## Task to complete
Return every entry exactly. Leave nothing out.

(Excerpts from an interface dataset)
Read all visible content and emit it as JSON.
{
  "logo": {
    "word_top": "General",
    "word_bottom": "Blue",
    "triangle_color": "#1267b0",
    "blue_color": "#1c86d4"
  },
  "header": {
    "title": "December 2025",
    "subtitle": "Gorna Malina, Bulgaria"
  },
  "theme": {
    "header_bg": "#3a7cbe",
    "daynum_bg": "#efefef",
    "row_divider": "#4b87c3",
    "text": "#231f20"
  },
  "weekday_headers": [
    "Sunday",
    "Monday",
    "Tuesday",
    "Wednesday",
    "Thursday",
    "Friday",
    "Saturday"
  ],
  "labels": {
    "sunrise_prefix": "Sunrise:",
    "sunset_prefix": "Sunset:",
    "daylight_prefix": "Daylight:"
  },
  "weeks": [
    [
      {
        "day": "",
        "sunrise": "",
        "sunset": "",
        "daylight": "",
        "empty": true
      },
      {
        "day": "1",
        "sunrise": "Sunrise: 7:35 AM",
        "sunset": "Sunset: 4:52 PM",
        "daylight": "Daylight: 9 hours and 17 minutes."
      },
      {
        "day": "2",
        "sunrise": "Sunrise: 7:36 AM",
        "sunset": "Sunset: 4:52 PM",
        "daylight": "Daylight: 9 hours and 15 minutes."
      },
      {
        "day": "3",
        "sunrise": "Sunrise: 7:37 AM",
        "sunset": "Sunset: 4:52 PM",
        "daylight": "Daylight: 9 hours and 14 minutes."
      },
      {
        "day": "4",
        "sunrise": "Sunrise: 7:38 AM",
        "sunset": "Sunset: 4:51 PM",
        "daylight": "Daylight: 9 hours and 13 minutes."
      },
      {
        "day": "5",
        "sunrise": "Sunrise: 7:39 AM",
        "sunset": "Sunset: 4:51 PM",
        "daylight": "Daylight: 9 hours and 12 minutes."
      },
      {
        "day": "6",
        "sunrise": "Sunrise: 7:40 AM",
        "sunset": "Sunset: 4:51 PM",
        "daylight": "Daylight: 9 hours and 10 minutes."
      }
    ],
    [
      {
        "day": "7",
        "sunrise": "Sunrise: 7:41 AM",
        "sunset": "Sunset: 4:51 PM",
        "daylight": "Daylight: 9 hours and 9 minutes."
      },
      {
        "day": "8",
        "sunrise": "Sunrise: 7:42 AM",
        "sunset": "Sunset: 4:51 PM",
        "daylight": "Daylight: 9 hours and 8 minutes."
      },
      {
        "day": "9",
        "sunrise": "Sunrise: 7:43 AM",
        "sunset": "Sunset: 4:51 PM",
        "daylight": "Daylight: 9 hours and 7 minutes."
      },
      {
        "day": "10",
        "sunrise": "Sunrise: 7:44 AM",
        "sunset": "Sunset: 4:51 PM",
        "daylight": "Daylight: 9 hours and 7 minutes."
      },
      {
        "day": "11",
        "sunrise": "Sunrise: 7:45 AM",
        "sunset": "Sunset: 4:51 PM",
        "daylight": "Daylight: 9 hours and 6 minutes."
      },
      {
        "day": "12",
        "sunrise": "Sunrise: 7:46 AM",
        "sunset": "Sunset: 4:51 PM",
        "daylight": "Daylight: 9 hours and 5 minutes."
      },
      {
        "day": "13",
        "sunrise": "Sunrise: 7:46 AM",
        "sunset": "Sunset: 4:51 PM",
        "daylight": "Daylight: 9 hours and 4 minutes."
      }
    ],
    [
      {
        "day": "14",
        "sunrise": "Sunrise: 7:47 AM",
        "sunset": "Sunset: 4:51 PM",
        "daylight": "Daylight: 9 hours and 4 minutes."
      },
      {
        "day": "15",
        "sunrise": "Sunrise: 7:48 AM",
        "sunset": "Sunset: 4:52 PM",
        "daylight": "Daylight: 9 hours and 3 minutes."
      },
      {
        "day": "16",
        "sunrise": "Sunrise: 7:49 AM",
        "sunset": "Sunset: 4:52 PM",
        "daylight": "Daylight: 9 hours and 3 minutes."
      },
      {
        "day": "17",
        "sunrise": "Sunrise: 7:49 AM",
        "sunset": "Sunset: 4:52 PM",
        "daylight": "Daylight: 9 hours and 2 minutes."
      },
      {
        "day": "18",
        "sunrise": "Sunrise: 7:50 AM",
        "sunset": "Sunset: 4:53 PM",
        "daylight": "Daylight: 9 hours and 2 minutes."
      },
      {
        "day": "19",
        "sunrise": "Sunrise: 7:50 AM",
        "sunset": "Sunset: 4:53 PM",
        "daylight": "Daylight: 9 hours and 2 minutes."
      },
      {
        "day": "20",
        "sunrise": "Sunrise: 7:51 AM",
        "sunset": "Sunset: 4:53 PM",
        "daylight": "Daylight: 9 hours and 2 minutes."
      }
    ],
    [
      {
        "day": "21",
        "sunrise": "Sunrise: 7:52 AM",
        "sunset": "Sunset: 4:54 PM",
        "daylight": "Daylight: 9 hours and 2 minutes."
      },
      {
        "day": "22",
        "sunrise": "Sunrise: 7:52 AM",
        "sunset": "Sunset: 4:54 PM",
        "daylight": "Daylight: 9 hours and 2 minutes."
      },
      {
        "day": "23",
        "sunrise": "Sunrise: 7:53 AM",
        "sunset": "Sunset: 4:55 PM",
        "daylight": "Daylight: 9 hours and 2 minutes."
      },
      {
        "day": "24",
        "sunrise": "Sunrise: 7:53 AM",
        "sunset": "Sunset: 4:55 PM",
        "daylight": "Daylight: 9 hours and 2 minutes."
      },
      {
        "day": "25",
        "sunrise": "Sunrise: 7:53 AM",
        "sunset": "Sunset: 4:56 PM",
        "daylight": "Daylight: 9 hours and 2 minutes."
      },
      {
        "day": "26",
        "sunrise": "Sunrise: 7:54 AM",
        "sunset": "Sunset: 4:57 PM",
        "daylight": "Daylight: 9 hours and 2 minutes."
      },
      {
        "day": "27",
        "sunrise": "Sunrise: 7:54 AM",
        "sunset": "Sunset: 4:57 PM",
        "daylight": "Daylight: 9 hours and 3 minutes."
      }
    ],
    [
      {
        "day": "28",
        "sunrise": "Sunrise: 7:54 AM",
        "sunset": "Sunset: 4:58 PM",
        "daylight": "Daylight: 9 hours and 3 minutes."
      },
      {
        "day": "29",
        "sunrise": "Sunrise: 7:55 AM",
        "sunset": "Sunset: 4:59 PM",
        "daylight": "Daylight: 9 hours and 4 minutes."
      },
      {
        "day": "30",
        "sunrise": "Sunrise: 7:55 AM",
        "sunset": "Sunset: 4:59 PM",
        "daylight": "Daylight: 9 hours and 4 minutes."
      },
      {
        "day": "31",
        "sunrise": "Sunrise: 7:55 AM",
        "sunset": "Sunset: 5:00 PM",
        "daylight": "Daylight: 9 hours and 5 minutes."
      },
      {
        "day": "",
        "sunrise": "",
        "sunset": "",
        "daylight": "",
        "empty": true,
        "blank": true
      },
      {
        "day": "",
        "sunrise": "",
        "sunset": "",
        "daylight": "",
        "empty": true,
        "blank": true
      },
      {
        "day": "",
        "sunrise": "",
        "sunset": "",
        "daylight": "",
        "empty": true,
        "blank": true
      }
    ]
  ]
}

## Response to this task
Read all visible content and emit it as JSON.
{
  "logo": {
    "word_top": "General",
    "word_bottom": "Blue",
    "triangle_color": "#1267b0",
    "blue_color": "#1c86d4"
  },
  "header": {
    "title": "December 2025",
    "subtitle": "Gorna Malina, Bulgaria"
  },
  "theme": {
    "header_bg": "#3a7cbe",
    "daynum_bg": "#efefef",
    "row_divider": "#4b87c3",
    "text": "#231f20"
  },
  "weekday_headers": [
    "Sunday",
    "Monday",
    "Tuesday",
    "Wednesday",
    "Thursday",
    "Friday",
    "Saturday"
  ],
  "labels": {
    "sunrise_prefix": "Sunrise:",
    "sunset_prefix": "Sunset:",
    "daylight_prefix": "Daylight:"
  },
  "weeks": [
    [
      {
        "day": "",
        "sunrise": "",
        "sunset": "",
        "daylight": "",
        "empty": true
      },
      {
        "day": "1",
        "sunrise": "Sunrise: 7:35 AM",
        "sunset": "Sunset: 4:52 PM",
        "daylight": "Daylight: 9 hours and 17 minutes."
      },
      {
        "day": "2",
        "sunrise": "Sunrise: 7:36 AM",
        "sunset": "Sunset: 4:52 PM",
        "daylight": "Daylight: 9 hours and 15 minutes."
      },
      {
        "day": "3",
        "sunrise": "Sunrise: 7:37 AM",
        "sunset": "Sunset: 4:52 PM",
        "daylight": "Daylight: 9 hours and 14 minutes."
      },
      {
        "day": "4",
        "sunrise": "Sunrise: 7:38 AM",
        "sunset": "Sunset: 4:51 PM",
        "daylight": "Daylight: 9 hours and 13 minutes."
      },
      {
        "day": "5",
        "sunrise": "Sunrise: 7:39 AM",
        "sunset": "Sunset: 4:51 PM",
        "daylight": "Daylight: 9 hours and 12 minutes."
      },
      {
        "day": "6",
        "sunrise": "Sunrise: 7:40 AM",
        "sunset": "Sunset: 4:51 PM",
        "daylight": "Daylight: 9 hours and 10 minutes."
      }
    ],
    [
      {
        "day": "7",
        "sunrise": "Sunrise: 7:41 AM",
        "sunset": "Sunset: 4:51 PM",
        "daylight": "Daylight: 9 hours and 9 minutes."
      },
      {
        "day": "8",
        "sunrise": "Sunrise: 7:42 AM",
        "sunset": "Sunset: 4:51 PM",
        "daylight": "Daylight: 9 hours and 8 minutes."
      },
      {
        "day": "9",
        "sunrise": "Sunrise: 7:43 AM",
        "sunset": "Sunset: 4:51 PM",
        "daylight": "Daylight: 9 hours and 7 minutes."
      },
      {
        "day": "10",
        "sunrise": "Sunrise: 7:44 AM",
        "sunset": "Sunset: 4:51 PM",
        "daylight": "Daylight: 9 hours and 7 minutes."
      },
      {
        "day": "11",
        "sunrise": "Sunrise: 7:45 AM",
        "sunset": "Sunset: 4:51 PM",
        "daylight": "Daylight: 9 hours and 6 minutes."
      },
      {
        "day": "12",
        "sunrise": "Sunrise: 7:46 AM",
        "sunset": "Sunset: 4:51 PM",
        "daylight": "Daylight: 9 hours and 5 minutes."
      },
      {
        "day": "13",
        "sunrise": "Sunrise: 7:46 AM",
        "sunset": "Sunset: 4:51 PM",
        "daylight": "Daylight: 9 hours and 4 minutes."
      }
    ],
    [
      {
        "day": "14",
        "sunrise": "Sunrise: 7:47 AM",
        "sunset": "Sunset: 4:51 PM",
        "daylight": "Daylight: 9 hours and 4 minutes."
      },
      {
        "day": "15",
        "sunrise": "Sunrise: 7:48 AM",
        "sunset": "Sunset: 4:52 PM",
        "daylight": "Daylight: 9 hours and 3 minutes."
      },
      {
        "day": "16",
        "sunrise": "Sunrise: 7:49 AM",
        "sunset": "Sunset: 4:52 PM",
        "daylight": "Daylight: 9 hours and 3 minutes."
      },
      {
        "day": "17",
        "sunrise": "Sunrise: 7:49 AM",
        "sunset": "Sunset: 4:52 PM",
        "daylight": "Daylight: 9 hours and 2 minutes."
      },
      {
        "day": "18",
        "sunrise": "Sunrise: 7:50 AM",
        "sunset": "Sunset: 4:53 PM",
        "daylight": "Daylight: 9 hours and 2 minutes."
      },
      {
        "day": "19",
        "sunrise": "Sunrise: 7:50 AM",
        "sunset": "Sunset: 4:53 PM",
        "daylight": "Daylight: 9 hours and 2 minutes."
      },
      {
        "day": "20",
        "sunrise": "Sunrise: 7:51 AM",
        "sunset": "Sunset: 4:53 PM",
        "daylight": "Daylight: 9 hours and 2 minutes."
      }
    ],
    [
      {
        "day": "21",
        "sunrise": "Sunrise: 7:52 AM",
        "sunset": "Sunset: 4:54 PM",
        "daylight": "Daylight: 9 hours and 2 minutes."
      },
      {
        "day": "22",
        "sunrise": "Sunrise: 7:52 AM",
        "sunset": "Sunset: 4:54 PM",
        "daylight": "Daylight: 9 hours and 2 minutes."
      },
      {
        "day": "23",
        "sunrise": "Sunrise: 7:53 AM",
        "sunset": "Sunset: 4:55 PM",
        "daylight": "Daylight: 9 hours and 2 minutes."
      },
      {
        "day": "24",
        "sunrise": "Sunrise: 7:53 AM",
        "sunset": "Sunset: 4:55 PM",
        "daylight": "Daylight: 9 hours and 2 minutes."
      },
      {
        "day": "25",
        "sunrise": "Sunrise: 7:53 AM",
        "sunset": "Sunset: 4:56 PM",
        "daylight": "Daylight: 9 hours and 2 minutes."
      },
      {
        "day": "26",
        "sunrise": "Sunrise: 7:54 AM",
        "sunset": "Sunset: 4:57 PM",
        "daylight": "Daylight: 9 hours and 2 minutes."
      },
      {
        "day": "27",
        "sunrise": "Sunrise: 7:54 AM",
        "sunset": "Sunset: 4:57 PM",
        "daylight": "Daylight: 9 hours and 3 minutes."
      }
    ],
    [
      {
        "day": "28",
        "sunrise": "Sunrise: 7:54 AM",
        "sunset": "Sunset: 4:58 PM",
        "daylight": "Daylight: 9 hours and 3 minutes."
      },
      {
        "day": "29",
        "sunrise": "Sunrise: 7:55 AM",
        "sunset": "Sunset: 4:59 PM",
        "daylight": "Daylight: 9 hours and 4 minutes."
      },
      {
        "day": "30",
        "sunrise": "Sunrise: 7:55 AM",
        "sunset": "Sunset: 4:59 PM",
        "daylight": "Daylight: 9 hours and 4 minutes."
      },
      {
        "day": "31",
        "sunrise": "Sunrise: 7:55 AM",
        "sunset": "Sunset: 5:00 PM",
        "daylight": "Daylight: 9 hours and 5 minutes."
      },
      {
        "day": "",
        "sunrise": "",
        "sunset": "",
        "daylight": "",
        "empty": true,
        "blank": true
      },
      {
        "day": "",
        "sunrise": "",
        "sunset": "",
        "daylight": "",
        "empty": true,
        "blank": true
      },
      {
        "day": "",
        "sunrise": "",
        "sunset": "",
        "daylight": "",
        "empty": true,
        "blank": true
      }
    ]
  ]
}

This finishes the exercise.